→ Activity
In this exercise, reproduce the whole listing exactly.

→ Records for the exercise
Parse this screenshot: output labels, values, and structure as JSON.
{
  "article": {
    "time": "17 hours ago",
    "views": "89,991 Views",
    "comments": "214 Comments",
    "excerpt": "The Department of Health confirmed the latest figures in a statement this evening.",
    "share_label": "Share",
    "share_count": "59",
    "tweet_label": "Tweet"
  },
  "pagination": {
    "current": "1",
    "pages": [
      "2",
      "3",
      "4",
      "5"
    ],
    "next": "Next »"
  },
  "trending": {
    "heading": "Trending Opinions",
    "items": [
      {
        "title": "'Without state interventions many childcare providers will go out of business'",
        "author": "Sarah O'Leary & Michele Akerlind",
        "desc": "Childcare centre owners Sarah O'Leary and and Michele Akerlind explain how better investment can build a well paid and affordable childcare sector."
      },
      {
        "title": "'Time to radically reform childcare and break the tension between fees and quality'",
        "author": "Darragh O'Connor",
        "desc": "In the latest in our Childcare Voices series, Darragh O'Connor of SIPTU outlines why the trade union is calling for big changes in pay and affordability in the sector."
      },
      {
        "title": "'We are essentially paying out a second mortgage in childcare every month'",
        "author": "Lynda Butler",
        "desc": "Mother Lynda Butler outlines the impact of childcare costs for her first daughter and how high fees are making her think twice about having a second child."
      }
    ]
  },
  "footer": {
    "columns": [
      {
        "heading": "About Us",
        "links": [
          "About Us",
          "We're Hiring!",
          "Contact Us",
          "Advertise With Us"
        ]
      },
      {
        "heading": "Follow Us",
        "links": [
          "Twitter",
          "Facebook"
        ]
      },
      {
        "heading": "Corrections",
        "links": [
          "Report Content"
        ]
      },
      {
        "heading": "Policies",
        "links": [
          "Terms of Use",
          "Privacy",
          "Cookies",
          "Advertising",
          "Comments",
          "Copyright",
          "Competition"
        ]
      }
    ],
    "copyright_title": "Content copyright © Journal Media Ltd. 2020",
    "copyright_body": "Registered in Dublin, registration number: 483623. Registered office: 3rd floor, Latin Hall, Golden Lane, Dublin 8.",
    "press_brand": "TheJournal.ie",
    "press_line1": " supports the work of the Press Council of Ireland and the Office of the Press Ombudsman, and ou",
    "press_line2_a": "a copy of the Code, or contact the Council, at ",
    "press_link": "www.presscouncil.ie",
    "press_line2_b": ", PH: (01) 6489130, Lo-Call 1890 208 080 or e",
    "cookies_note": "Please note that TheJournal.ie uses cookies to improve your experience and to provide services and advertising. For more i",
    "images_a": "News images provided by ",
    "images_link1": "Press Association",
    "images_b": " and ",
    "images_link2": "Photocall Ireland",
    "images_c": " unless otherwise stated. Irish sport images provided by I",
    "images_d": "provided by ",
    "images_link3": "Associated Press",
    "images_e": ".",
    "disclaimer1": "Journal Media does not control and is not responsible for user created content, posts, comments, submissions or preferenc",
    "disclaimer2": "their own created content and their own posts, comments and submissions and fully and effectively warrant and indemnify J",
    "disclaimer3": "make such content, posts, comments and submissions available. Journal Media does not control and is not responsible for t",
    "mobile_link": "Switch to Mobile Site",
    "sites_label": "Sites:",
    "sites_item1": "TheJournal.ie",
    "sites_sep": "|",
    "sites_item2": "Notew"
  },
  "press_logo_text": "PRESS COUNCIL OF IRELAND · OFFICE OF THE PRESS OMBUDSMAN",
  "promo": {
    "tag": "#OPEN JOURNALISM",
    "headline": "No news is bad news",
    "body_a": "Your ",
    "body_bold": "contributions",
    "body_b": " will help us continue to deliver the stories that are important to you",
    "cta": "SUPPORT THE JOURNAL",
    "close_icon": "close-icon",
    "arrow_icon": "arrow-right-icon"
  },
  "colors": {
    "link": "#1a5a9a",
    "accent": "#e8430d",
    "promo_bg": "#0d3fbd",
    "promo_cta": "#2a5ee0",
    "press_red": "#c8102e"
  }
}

→ Exercise answer
Parse this screenshot: output labels, values, and structure as JSON.
{
  "article": {
    "time": "17 hours ago",
    "views": "89,991 Views",
    "comments": "214 Comments",
    "excerpt": "The Department of Health confirmed the latest figures in a statement this evening.",
    "share_label": "Share",
    "share_count": "59",
    "tweet_label": "Tweet"
  },
  "pagination": {
    "current": "1",
    "pages": [
      "2",
      "3",
      "4",
      "5"
    ],
    "next": "Next »"
  },
  "trending": {
    "heading": "Trending Opinions",
    "items": [
      {
        "title": "'Without state interventions many childcare providers will go out of business'",
        "author": "Sarah O'Leary & Michele Akerlind",
        "desc": "Childcare centre owners Sarah O'Leary and and Michele Akerlind explain how better investment can build a well paid and affordable childcare sector."
      },
      {
        "title": "'Time to radically reform childcare and break the tension between fees and quality'",
        "author": "Darragh O'Connor",
        "desc": "In the latest in our Childcare Voices series, Darragh O'Connor of SIPTU outlines why the trade union is calling for big changes in pay and affordability in the sector."
      },
      {
        "title": "'We are essentially paying out a second mortgage in childcare every month'",
        "author": "Lynda Butler",
        "desc": "Mother Lynda Butler outlines the impact of childcare costs for her first daughter and how high fees are making her think twice about having a second child."
      }
    ]
  },
  "footer": {
    "columns": [
      {
        "heading": "About Us",
        "links": [
          "About Us",
          "We're Hiring!",
          "Contact Us",
          "Advertise With Us"
        ]
      },
      {
        "heading": "Follow Us",
        "links": [
          "Twitter",
          "Facebook"
        ]
      },
      {
        "heading": "Corrections",
        "links": [
          "Report Content"
        ]
      },
      {
        "heading": "Policies",
        "links": [
          "Terms of Use",
          "Privacy",
          "Cookies",
          "Advertising",
          "Comments",
          "Copyright",
          "Competition"
        ]
      }
    ],
    "copyright_title": "Content copyright © Journal Media Ltd. 2020",
    "copyright_body": "Registered in Dublin, registration number: 483623. Registered office: 3rd floor, Latin Hall, Golden Lane, Dublin 8.",
    "press_brand": "TheJournal.ie",
    "press_line1": " supports the work of the Press Council of Ireland and the Office of the Press Ombudsman, and ou",
    "press_line2_a": "a copy of the Code, or contact the Council, at ",
    "press_link": "www.presscouncil.ie",
    "press_line2_b": ", PH: (01) 6489130, Lo-Call 1890 208 080 or e",
    "cookies_note": "Please note that TheJournal.ie uses cookies to improve your experience and to provide services and advertising. For more i",
    "images_a": "News images provided by ",
    "images_link1": "Press Association",
    "images_b": " and ",
    "images_link2": "Photocall Ireland",
    "images_c": " unless otherwise stated. Irish sport images provided by I",
    "images_d": "provided by ",
    "images_link3": "Associated Press",
    "images_e": ".",
    "disclaimer1": "Journal Media does not control and is not responsible for user created content, posts, comments, submissions or preferenc",
    "disclaimer2": "their own created content and their own posts, comments and submissions and fully and effectively warrant and indemnify J",
    "disclaimer3": "make such content, posts, comments and submissions available. Journal Media does not control and is not responsible for t",
    "mobile_link": "Switch to Mobile Site",
    "sites_label": "Sites:",
    "sites_item1": "TheJournal.ie",
    "sites_sep": "|",
    "sites_item2": "Notew"
  },
  "press_logo_text": "PRESS COUNCIL OF IRELAND · OFFICE OF THE PRESS OMBUDSMAN",
  "promo": {
    "tag": "#OPEN JOURNALISM",
    "headline": "No news is bad news",
    "body_a": "Your ",
    "body_bold": "contributions",
    "body_b": " will help us continue to deliver the stories that are important to you",
    "cta": "SUPPORT THE JOURNAL",
    "close_icon": "close-icon",
    "arrow_icon": "arrow-right-icon"
  },
  "colors": {
    "link": "#1a5a9a",
    "accent": "#e8430d",
    "promo_bg": "#0d3fbd",
    "promo_cta": "#2a5ee0",
    "press_red": "#c8102e"
  }
}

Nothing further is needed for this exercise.